Presiding judge Akihiro Ogura relied on the deposition of the 67-year-old victim and that of subordinate gang members, who were utilized to perform a specific type of extortion known as mikajimeryo, or the collection of protection money, in coming to the decision.
The prosecutor claimed Takayama and gang member Yoshiyuki Takayama, who is now under prosecution on the same charges and heads the Yamaguchi-gumi affiliated Oumi-ikka crime family, conspired to blackmail the construction industry employee out of 40 million yen during three meetings at a hotel in Kyoto in 2005 and 2006.
During the trial, Takayama, who is the chairman of the Kodo-kai, a secondary organization of the Yamaguchi-gumi, maintained his innocence. He raised doubt about the legitimacy of the testimony. “These are trumped-up charges, making the claims groundless,” said the defense.
The prosecution countered by saying that it was impossible for the extortion to have taken place without Takayama’s consent.

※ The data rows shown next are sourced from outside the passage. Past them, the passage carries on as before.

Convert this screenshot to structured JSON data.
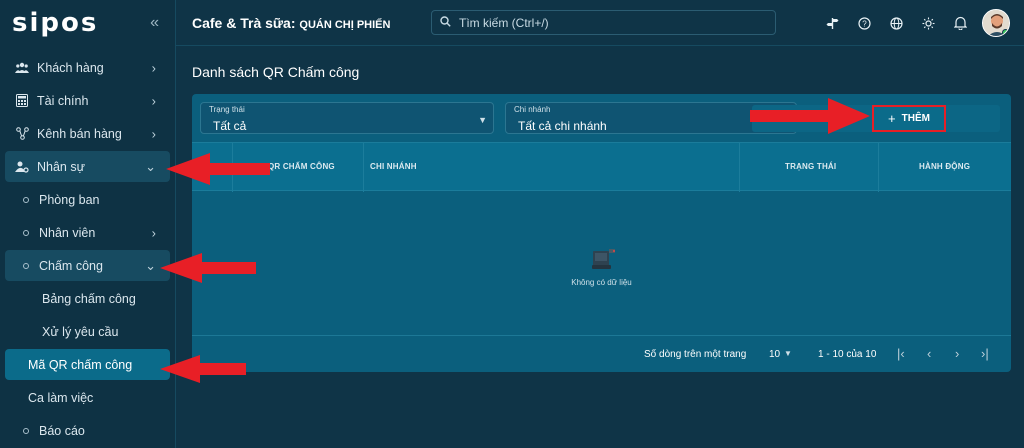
{
  "app": {
    "logo": "sipos"
  },
  "sidebar": {
    "items": [
      {
        "label": "Khách hàng"
      },
      {
        "label": "Tài chính"
      },
      {
        "label": "Kênh bán hàng"
      },
      {
        "label": "Nhân sự"
      },
      {
        "label": "Phòng ban"
      },
      {
        "label": "Nhân viên"
      },
      {
        "label": "Chấm công"
      },
      {
        "label": "Bảng chấm công"
      },
      {
        "label": "Xử lý yêu cầu"
      },
      {
        "label": "Mã QR chấm công"
      },
      {
        "label": "Ca làm việc"
      },
      {
        "label": "Báo cáo"
      }
    ]
  },
  "header": {
    "title": "Cafe & Trà sữa: ",
    "shop": "QUÁN CHỊ PHIẾN",
    "search_placeholder": "Tìm kiếm (Ctrl+/)"
  },
  "main": {
    "page_title": "Danh sách QR Chấm công",
    "filters": {
      "status_label": "Trạng thái",
      "status_value": "Tất cả",
      "branch_label": "Chi nhánh",
      "branch_value": "Tất cả chi nhánh"
    },
    "add_label": "THÊM",
    "columns": [
      "QR CHẤM CÔNG",
      "CHI NHÁNH",
      "TRẠNG THÁI",
      "HÀNH ĐỘNG"
    ],
    "empty_text": "Không có dữ liệu",
    "pagination": {
      "rows_label": "Số dòng trên một trang",
      "rows_value": "10",
      "range": "1 - 10 của 10"
    }
  },
  "colors": {
    "background": "#0f3447",
    "card": "#0b5f7d",
    "active": "#0b6b8a",
    "annotation": "#e81f26"
  }
}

“It was a case of acquiring income as part of a systematic means to expand one’s sphere of influence,” said the prosecution, which was seeking the maximum sentence of 10 years.

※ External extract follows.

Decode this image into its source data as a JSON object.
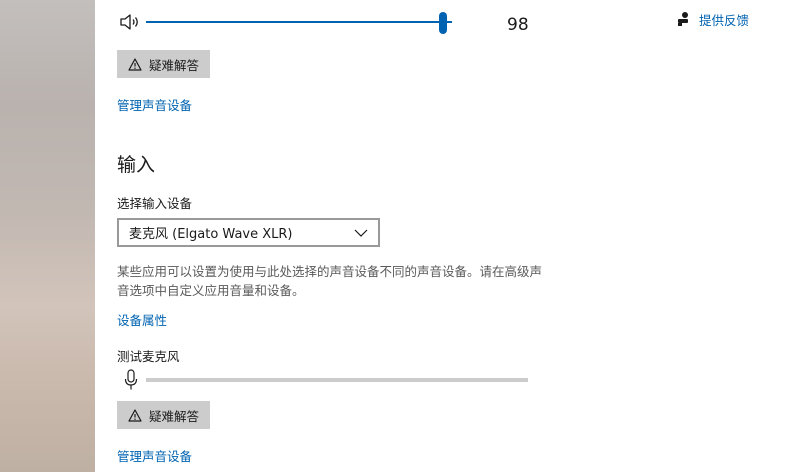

The Yamaguchi-gumi is Japan’s largest gang. Based in Kobe, Hyogo Prefecture, the group has roughly 27,700 members, according to report by the National Police Agency from the end of 2012.